# WORK TASK
Retype every record exactly as it appears.

# SOURCE RECORDS
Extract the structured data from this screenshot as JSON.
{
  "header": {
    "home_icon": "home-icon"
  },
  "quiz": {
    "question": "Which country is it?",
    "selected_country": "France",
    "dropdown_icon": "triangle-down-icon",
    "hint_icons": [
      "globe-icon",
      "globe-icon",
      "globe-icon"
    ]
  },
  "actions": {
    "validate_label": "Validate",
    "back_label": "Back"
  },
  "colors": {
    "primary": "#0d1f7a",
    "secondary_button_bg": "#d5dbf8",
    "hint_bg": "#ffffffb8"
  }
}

# TASK OUTPUT
Extract the structured data from this screenshot as JSON.
{
  "header": {
    "home_icon": "home-icon"
  },
  "quiz": {
    "question": "Which country is it?",
    "selected_country": "France",
    "dropdown_icon": "triangle-down-icon",
    "hint_icons": [
      "globe-icon",
      "globe-icon",
      "globe-icon"
    ]
  },
  "actions": {
    "validate_label": "Validate",
    "back_label": "Back"
  },
  "colors": {
    "primary": "#0d1f7a",
    "secondary_button_bg": "#d5dbf8",
    "hint_bg": "#ffffffb8"
  }
}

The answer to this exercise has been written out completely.